I was keen to have my first taste of Polish beer in Poland, all that walking had made me very thirsty. I have had Polish beer on a number of occasions over the years but it was made specifically for the export market; and had always been horrible. It tasted so heavily of yeast it could have been used to bake bread. At this particular point in time, though, it wouldn’t have mattered much to me if the beer was all yeast just so long as it quenched my thirst.
Very much to my surprise the beer was as enjoyable as any I had tried in Berlin. This got me to wondering why the export beer had been so terrible. Perhaps it was another victim of cheap-ass Communism. But then I impressed upon myself that sometimes I think too much and should instead just sit back, quaff the good stuff and enjoy the passing street parade until my food arrived.
I don’t remember much about the meal. It wasn’t bad enough to sear itself into my memory or tasty enough to leave a pleasant recollection. That’s what you might expect of a restaurant in a tourist area I suppose: don’t expect the food to be as great as your mother used to make but be satisfied if it fills the spot.
As I surveyed the scene from my table I began to think of the semi-artificiality of my surrounds. Stary Miasto had been destroyed in World War II…
and rebuilt according to original architectural plans.
Not that the rebuilding was obvious. If you were unaware of the area’s history the only thing that might tip you off was that the buildings did not have a layer of soot and grime that many medieval-era buildings have.
By the time I finished my meal it was getting on to 8 pm and I reckoned I should head back to my room; particularly as my hotel was some distance away. But it seemed the citizens of Warsaw were not as ready to let go of their Sunday just yet.
There was still plenty of street action on my journey back but the setting sun was sedating the atmosphere.

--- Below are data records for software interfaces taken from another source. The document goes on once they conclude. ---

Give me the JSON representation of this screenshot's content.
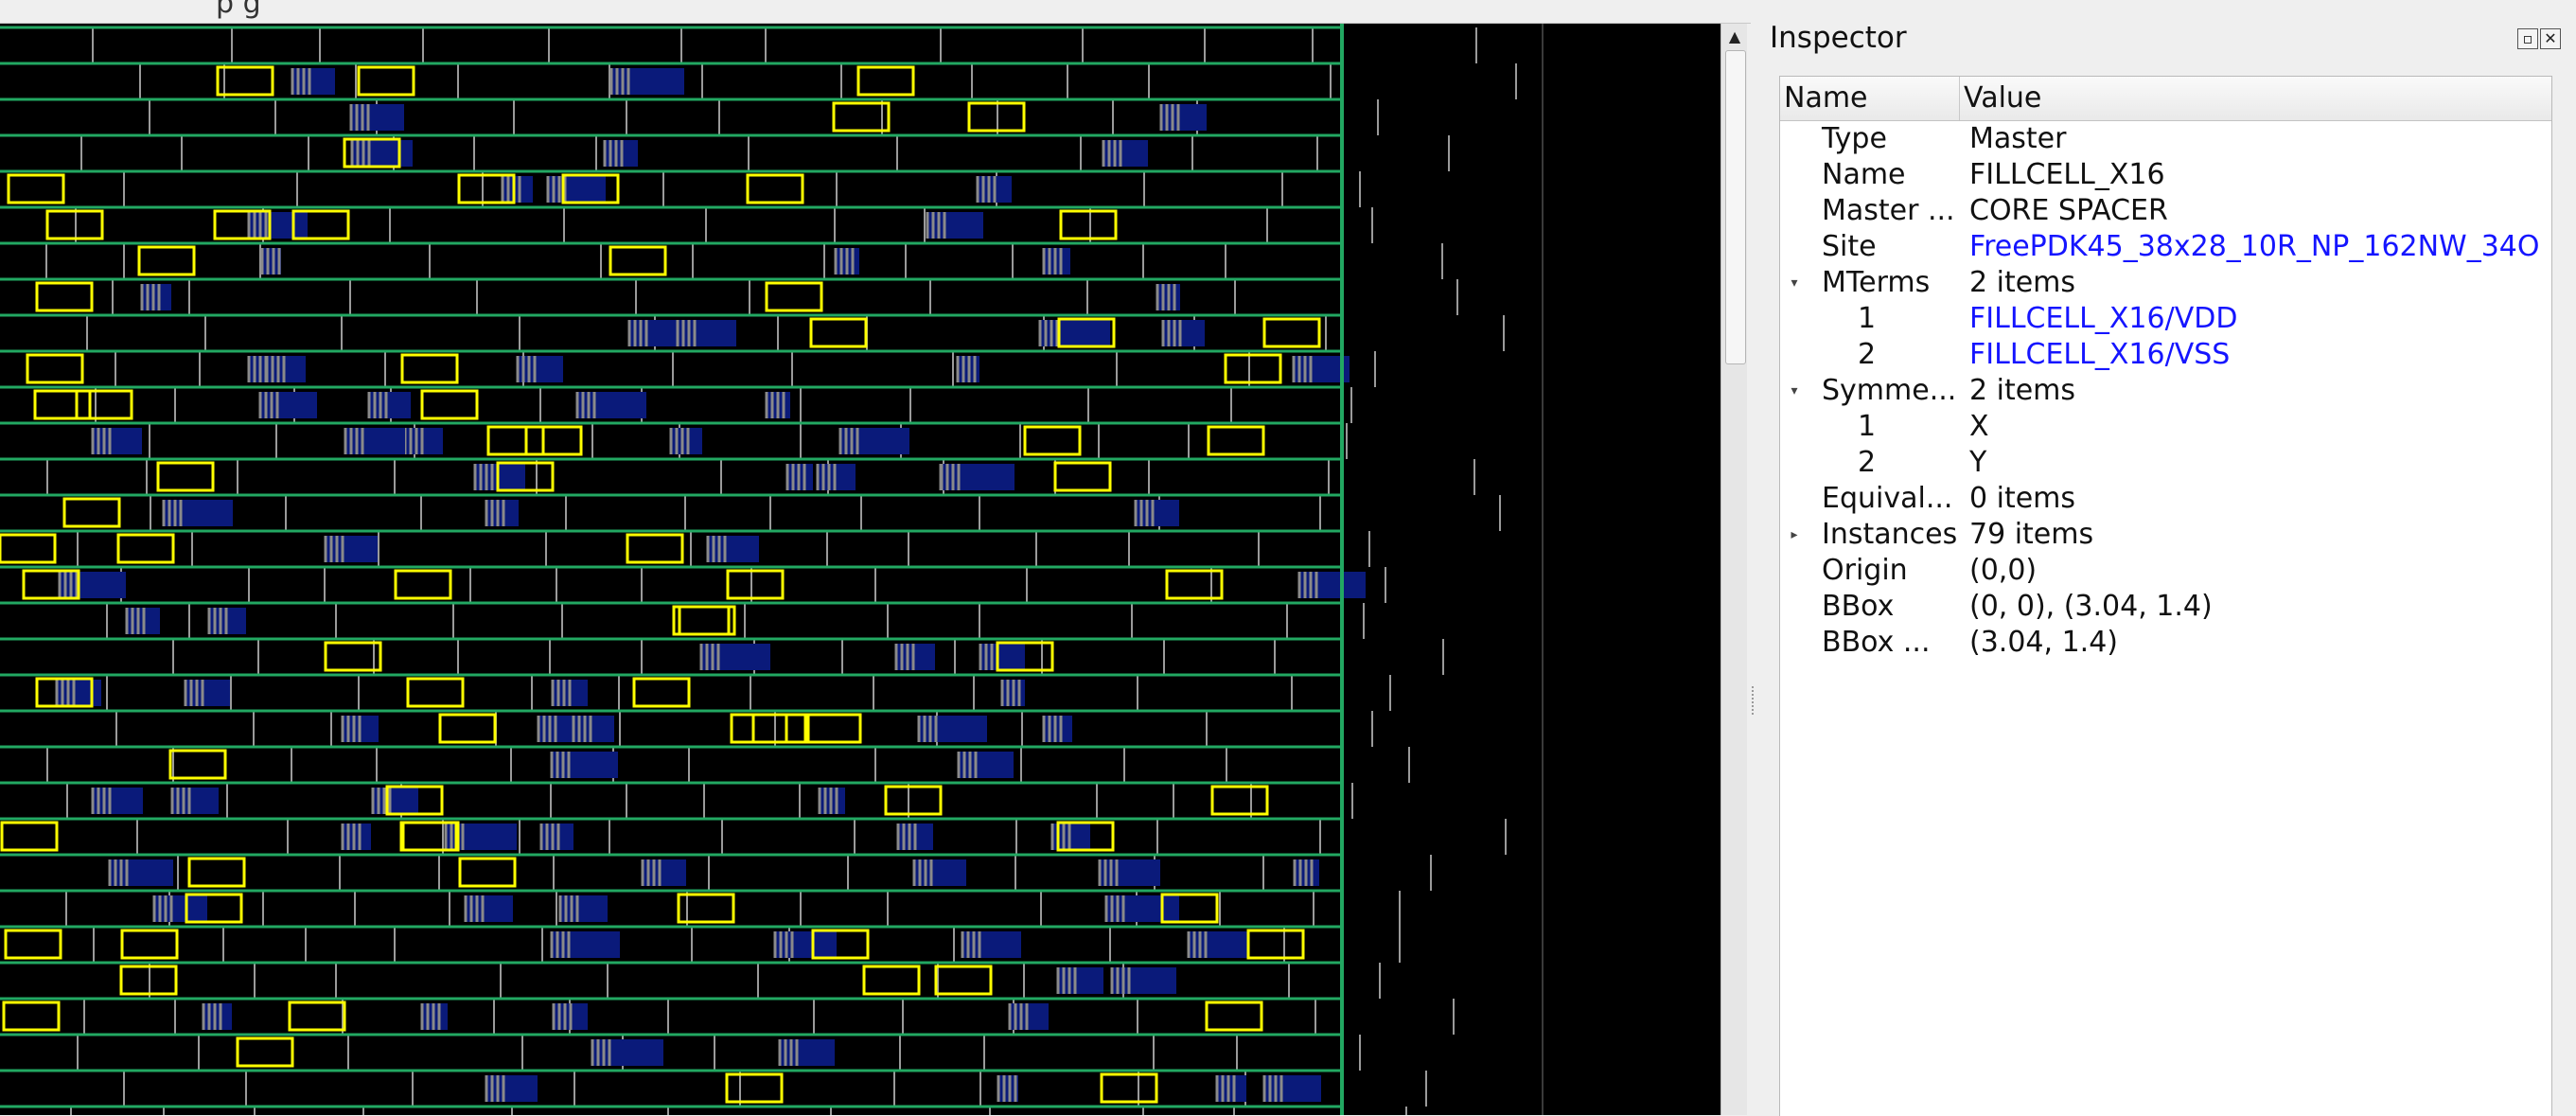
{
  "menubar": {
    "fragment": "p       g"
  },
  "canvas": {
    "colors": {
      "background": "#000000",
      "rail": "#22a862",
      "cell": "#ffff00",
      "filler": "#8a8a8a",
      "stdcell": "#0a1a7a"
    }
  },
  "inspector": {
    "title": "Inspector",
    "float_icon": "float-icon",
    "close_icon": "close-icon",
    "columns": {
      "name": "Name",
      "value": "Value"
    },
    "rows": [
      {
        "name": "Type",
        "value": "Master",
        "expander": "",
        "child": false,
        "link": false
      },
      {
        "name": "Name",
        "value": "FILLCELL_X16",
        "expander": "",
        "child": false,
        "link": false
      },
      {
        "name": "Master ...",
        "value": "CORE SPACER",
        "expander": "",
        "child": false,
        "link": false
      },
      {
        "name": "Site",
        "value": "FreePDK45_38x28_10R_NP_162NW_34O",
        "expander": "",
        "child": false,
        "link": true
      },
      {
        "name": "MTerms",
        "value": "2 items",
        "expander": "▾",
        "child": false,
        "link": false
      },
      {
        "name": "1",
        "value": "FILLCELL_X16/VDD",
        "expander": "",
        "child": true,
        "link": true
      },
      {
        "name": "2",
        "value": "FILLCELL_X16/VSS",
        "expander": "",
        "child": true,
        "link": true
      },
      {
        "name": "Symme...",
        "value": "2 items",
        "expander": "▾",
        "child": false,
        "link": false
      },
      {
        "name": "1",
        "value": "X",
        "expander": "",
        "child": true,
        "link": false
      },
      {
        "name": "2",
        "value": "Y",
        "expander": "",
        "child": true,
        "link": false
      },
      {
        "name": "Equival...",
        "value": "0 items",
        "expander": "",
        "child": false,
        "link": false
      },
      {
        "name": "Instances",
        "value": "79 items",
        "expander": "▸",
        "child": false,
        "link": false
      },
      {
        "name": "Origin",
        "value": "(0,0)",
        "expander": "",
        "child": false,
        "link": false
      },
      {
        "name": "BBox",
        "value": "(0, 0), (3.04, 1.4)",
        "expander": "",
        "child": false,
        "link": false
      },
      {
        "name": "BBox ...",
        "value": "(3.04, 1.4)",
        "expander": "",
        "child": false,
        "link": false
      }
    ]
  }
}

And, you may remember, I mentioned there were a number of restaurants on Foksal Street? The street below my balcony remained busy with restaurant patrons long after I got back to my room and fell asleep. How do I know? By being awoken by ongoing revelry at 3.00 am. Maybe I would have got an uninterrupted night’s sleep if I had stayed closer to the train station. 😉